Lockheed, Airbus Form Joint Partnership in Bid to Build New Refueling Tankers for US Air Force

By Bryan Jung
Bryan Jung
Bryan Jung
Bryan S. Jung is a native and resident of New York City with a background in politics and the legal industry. He graduated from Binghamton University.
January 31, 2022Updated: January 31, 2022

Lockheed Martin and Airbus announced on Jan. 31 that it will join forces to build midair refueling tankers for the U.S. Air Force in Alabama and Georgia if their aircraft design is chosen over the one proposed by rival Boeing.

A win for the two aerospace partners may potentially create at total 1,300 new jobs split between both states, said Larry Gallogly, Lockheed’s project head at a press conference.

Aircraft executives and local politicians announced the decision during ceremonies at facilities in Mobile, Alabama, which has 15,000 employees and in Marietta, Georgia, where Airbus currently builds commercial jetliners with 5,000 employees.

The two companies plan to expand their sites to assemble the aircraft in Mobile before flying them to a Lockheed factory in Marietta, Georgia, where workers will install special military refueling and electronic equipment.

Airbus will have to expand its facilities in Mobile to accommodate widebody aircraft production, but Lockheed already has existing hangers previously used for the large C-5 military cargo plane.

The Air Force has sought to replace its hundreds of aging KC-135 tankers from the 1950s that are still in service, in three separate tranches.

Boeing currently has an Air Force contract to build up to 179 KC-46 tankers, which are converted Boeing 767 airliners, but the company has struggled with design and quality-control setbacks, leading to delays and $5.4 billion in losses.

Boeing Air Force KC-46 aerial refueling tanker
A Boeing Air Force KC-46 aerial refueling tanker is parked near Boeing Field in Seattle, Washington, U.S., Mar. 26, 2018. (Lindsey Wasson/Reuters)

The first round of Boeing built KC-46 Pegasus aircraft has been plagued by performance challenges, including defects with on-board video systems and the flying boom that attaches an aircraft to a tanker during midair refueling.

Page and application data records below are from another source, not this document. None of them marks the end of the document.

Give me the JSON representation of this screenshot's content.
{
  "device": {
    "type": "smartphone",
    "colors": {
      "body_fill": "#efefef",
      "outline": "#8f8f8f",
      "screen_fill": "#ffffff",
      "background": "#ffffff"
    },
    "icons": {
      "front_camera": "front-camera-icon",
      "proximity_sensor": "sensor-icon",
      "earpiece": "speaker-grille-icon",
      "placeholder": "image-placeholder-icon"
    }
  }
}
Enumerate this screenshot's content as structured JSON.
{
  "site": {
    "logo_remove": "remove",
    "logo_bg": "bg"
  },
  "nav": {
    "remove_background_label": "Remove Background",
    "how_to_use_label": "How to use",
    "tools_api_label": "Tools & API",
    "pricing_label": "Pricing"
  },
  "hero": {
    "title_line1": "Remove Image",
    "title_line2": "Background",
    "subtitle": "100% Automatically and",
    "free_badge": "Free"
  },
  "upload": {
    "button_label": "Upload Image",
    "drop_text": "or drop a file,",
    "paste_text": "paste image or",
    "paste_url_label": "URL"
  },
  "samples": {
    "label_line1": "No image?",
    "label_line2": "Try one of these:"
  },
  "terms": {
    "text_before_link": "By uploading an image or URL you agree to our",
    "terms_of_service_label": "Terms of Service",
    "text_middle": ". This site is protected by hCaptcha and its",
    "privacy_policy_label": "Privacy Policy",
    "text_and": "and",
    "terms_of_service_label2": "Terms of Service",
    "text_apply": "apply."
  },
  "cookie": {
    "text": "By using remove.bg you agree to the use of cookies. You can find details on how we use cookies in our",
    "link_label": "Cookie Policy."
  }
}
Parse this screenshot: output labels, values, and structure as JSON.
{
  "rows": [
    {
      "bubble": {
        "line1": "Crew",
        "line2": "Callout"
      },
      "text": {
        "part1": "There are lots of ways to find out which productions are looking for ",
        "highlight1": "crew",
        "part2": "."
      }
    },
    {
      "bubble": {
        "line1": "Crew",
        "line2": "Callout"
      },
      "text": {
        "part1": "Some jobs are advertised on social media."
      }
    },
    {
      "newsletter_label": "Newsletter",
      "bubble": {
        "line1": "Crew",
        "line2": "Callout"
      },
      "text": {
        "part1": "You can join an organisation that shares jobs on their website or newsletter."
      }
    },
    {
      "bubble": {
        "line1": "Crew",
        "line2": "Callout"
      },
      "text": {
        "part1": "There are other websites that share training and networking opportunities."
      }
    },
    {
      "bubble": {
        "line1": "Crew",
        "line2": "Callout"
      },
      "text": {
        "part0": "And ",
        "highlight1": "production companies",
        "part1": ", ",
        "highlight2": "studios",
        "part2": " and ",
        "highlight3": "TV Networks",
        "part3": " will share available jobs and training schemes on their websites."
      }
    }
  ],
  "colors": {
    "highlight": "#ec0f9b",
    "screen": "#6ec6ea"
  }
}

The Air Force announced in June 2021 that it intends to buy a second round of up to 160 refueling tankers over the next decade, reigniting a fierce longtime battle between rivals Airbus and Boeing.

The Pentagon has been reviewing the aircraft industry to determine whether other manufacturers could make the next installment of midair refueling tankers similar to the recently purchased KC-46.

The European based Airbus had earlier won a $35 billion contract in a partnership with Northrop Grumman in 2008 to build tankers for the Air Force based on the Airbus A330.

However, the deal was overturned by government auditors amid domestic political pressure, with U.S. firm Boeing ultimately winning the contract for its 767-based tankers after further trials.

The second round of KC-46 Pegasus contracts is expected to be awarded in late 2024 or in 2025.

Boeing has said it will enter a bid in the new competition, but has not said what aircraft model it will pitch.

The American aerospace giant has hopes to clinch the second tranche of KC-46 Pegasus planes, as well as for the third round that is to be announced in the 2030s.

Lockheed and Airbus have branded their design of the new tanker as the LMXT, which would be a new version of Airbus’s Multi Role Tanker Transport, or MRTT—an A330-based tanker built in France and Spain, and flown by 14 militaries worldwide.

The new version being pitched to the Air Force by the joint partnership will carry extra fuel and new special communications equipment, but will use the same boom and refueling system currently used and certified for the KC-46.

“It’s important to us that this be built in America by Americans for Americans. So we’re trying to source as much of the supply chain in the United States as we possibly can, recognizing and respecting that there’s a very successful existing supply chain that supports the MRTT right now,” Gallogly said.